Kentucky-born painter and teacher. He studied at the Munich Academy and developed a loose, broad painting style in the manner of Hals and Rembrandt. Whistling Boy (1872) is a signature work.
Joan Stahl American Artists in Photographic Portraits from the Peter A. Juley & Son Collection (Washington, D.C. and Mineola, New York: National Museum of American Art and Dover Publications, Inc., 1995)
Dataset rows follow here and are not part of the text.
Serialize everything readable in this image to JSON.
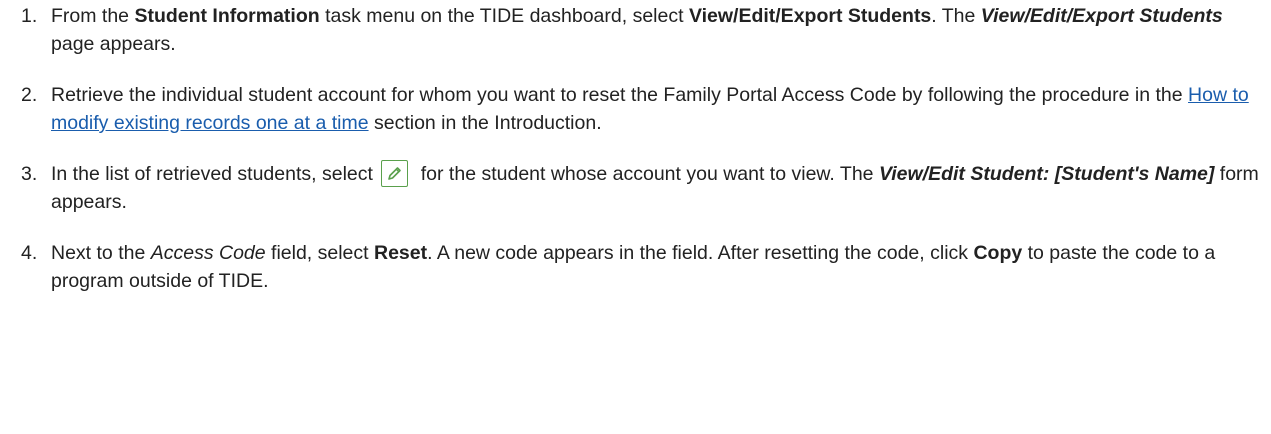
{
  "steps": [
    {
      "number": "1.",
      "p1": "From the ",
      "b1": "Student Information",
      "p2": " task menu on the TIDE dashboard, select ",
      "b2": "View/Edit/Export Students",
      "p3": ". The ",
      "bi1": "View/Edit/Export Students",
      "p4": " page appears."
    },
    {
      "number": "2.",
      "p1": "Retrieve the individual student account for whom you want to reset the Family Portal Access Code by following the procedure in the ",
      "link": "How to modify existing records one at a time",
      "p2": " section in the Introduction."
    },
    {
      "number": "3.",
      "p1": "In the list of retrieved students, select ",
      "icon": "pencil-edit-icon",
      "p2": " for the student whose account you want to view. The ",
      "bi1": "View/Edit Student: [Student's Name]",
      "p3": " form appears."
    },
    {
      "number": "4.",
      "p1": "Next to the ",
      "i1": "Access Code",
      "p2": " field, select ",
      "b1": "Reset",
      "p3": ". A new code appears in the field. After resetting the code, click ",
      "b2": "Copy",
      "p4": " to paste the code to a program outside of TIDE."
    }
  ],
  "colors": {
    "text": "#222222",
    "link": "#1a5dad",
    "icon_border": "#5aa04c",
    "icon_pencil": "#5aa04c"
  }
}
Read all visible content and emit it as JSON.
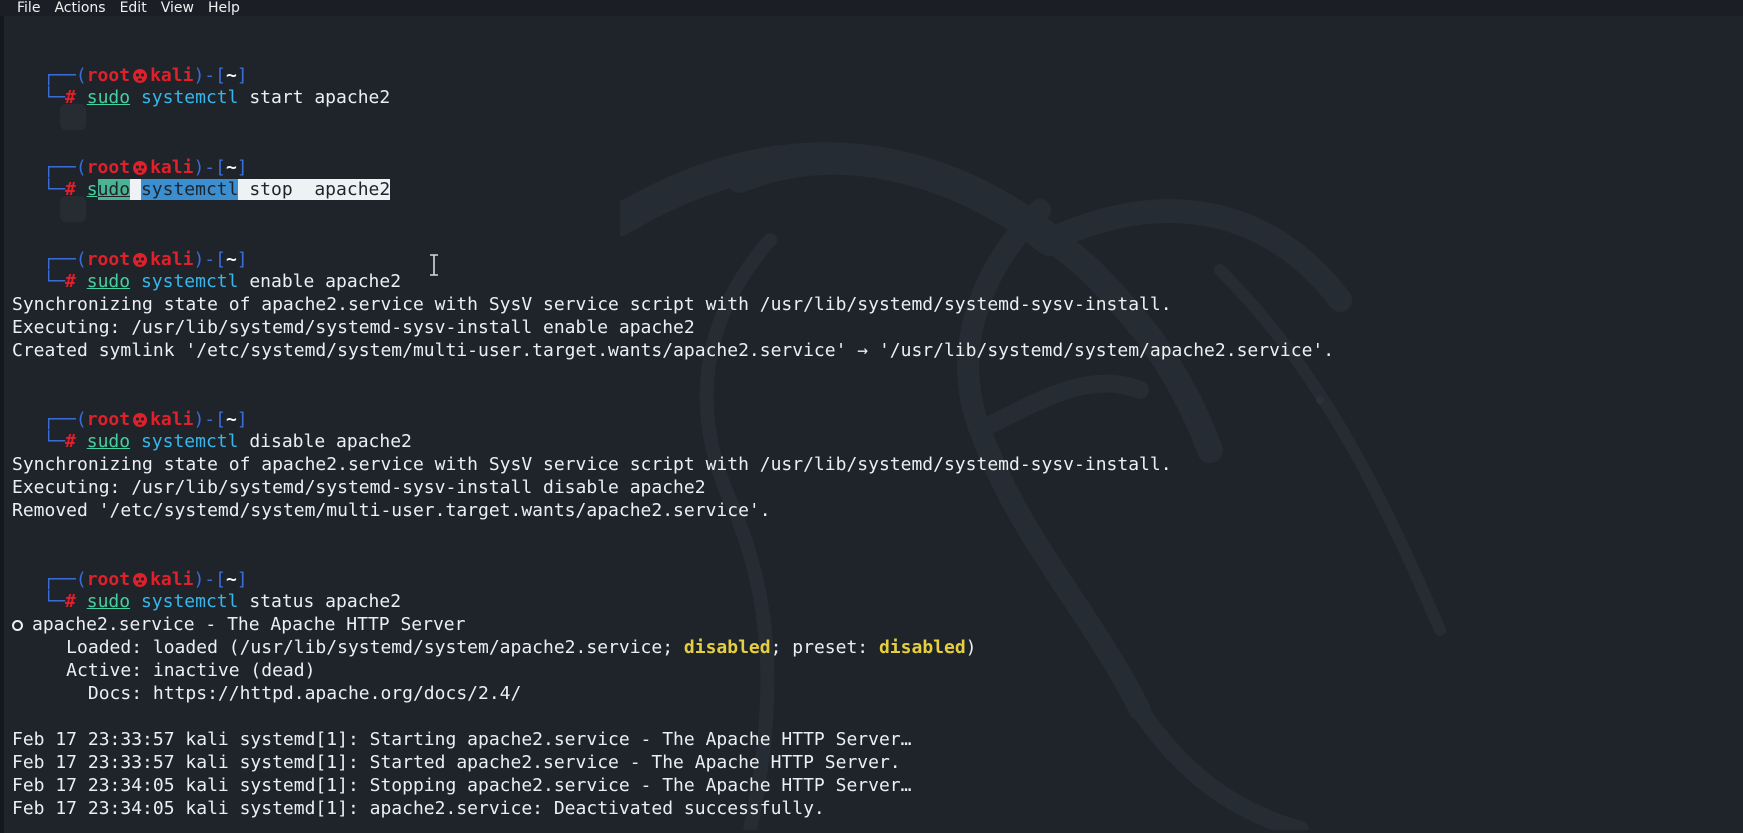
{
  "menu": [
    "File",
    "Actions",
    "Edit",
    "View",
    "Help"
  ],
  "prompt": {
    "open": "┌──(",
    "user": "root",
    "host": "kali",
    "mid": ")-[",
    "dir": "~",
    "close": "]",
    "corner": "└─",
    "hash": "#"
  },
  "blocks": [
    {
      "sudo": "sudo",
      "systemctl": "systemctl",
      "args": " start apache2"
    },
    {
      "sudo_s": "s",
      "sudo_rest": "udo",
      "systemctl": "systemctl",
      "args": " stop  apache2"
    },
    {
      "sudo": "sudo",
      "systemctl": "systemctl",
      "args": " enable apache2"
    },
    {
      "sudo": "sudo",
      "systemctl": "systemctl",
      "args": " disable apache2"
    },
    {
      "sudo": "sudo",
      "systemctl": "systemctl",
      "args": " status apache2"
    }
  ],
  "enable_output": [
    "Synchronizing state of apache2.service with SysV service script with /usr/lib/systemd/systemd-sysv-install.",
    "Executing: /usr/lib/systemd/systemd-sysv-install enable apache2",
    "Created symlink '/etc/systemd/system/multi-user.target.wants/apache2.service' → '/usr/lib/systemd/system/apache2.service'."
  ],
  "disable_output": [
    "Synchronizing state of apache2.service with SysV service script with /usr/lib/systemd/systemd-sysv-install.",
    "Executing: /usr/lib/systemd/systemd-sysv-install disable apache2",
    "Removed '/etc/systemd/system/multi-user.target.wants/apache2.service'."
  ],
  "status": {
    "header": "apache2.service - The Apache HTTP Server",
    "loaded_pre": "     Loaded: loaded (/usr/lib/systemd/system/apache2.service; ",
    "loaded_state": "disabled",
    "loaded_mid": "; preset: ",
    "preset_state": "disabled",
    "loaded_end": ")",
    "active": "     Active: inactive (dead)",
    "docs": "       Docs: https://httpd.apache.org/docs/2.4/"
  },
  "log": [
    "Feb 17 23:33:57 kali systemd[1]: Starting apache2.service - The Apache HTTP Server…",
    "Feb 17 23:33:57 kali systemd[1]: Started apache2.service - The Apache HTTP Server.",
    "Feb 17 23:34:05 kali systemd[1]: Stopping apache2.service - The Apache HTTP Server…",
    "Feb 17 23:34:05 kali systemd[1]: apache2.service: Deactivated successfully."
  ],
  "colors": {
    "background": "#1f242b",
    "prompt_frame": "#3b6dd8",
    "root_host": "#e0202a",
    "sudo": "#45d0a0",
    "systemctl": "#36b7ec",
    "highlight": "#e6cf3f"
  },
  "icons": [
    "kali-skull-icon",
    "text-cursor-icon",
    "dragon-watermark"
  ]
}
Frank Duveneck’s parents were German immigrants. He showed talent at an early age painting signs and decorating coaches, and by age fifteen was apprenticed to an altar-building shop in a German-American neighborhood of Cincinnati. (Quick, An American Painter Abroad: Frank Duveneck’s European Years, 1988) His teachers encouraged him to travel to Munich, where he could study the works of Europe’s masters. The training at Munich’s academies influenced a generation of American painters, who adopted their professors’ confident brushwork and direct application of paint. Duveneck established himself as a successful portraitist and teacher in Cincinnati and Munich, and toward the end of his life created landscapes during summer vacations in Massachusetts.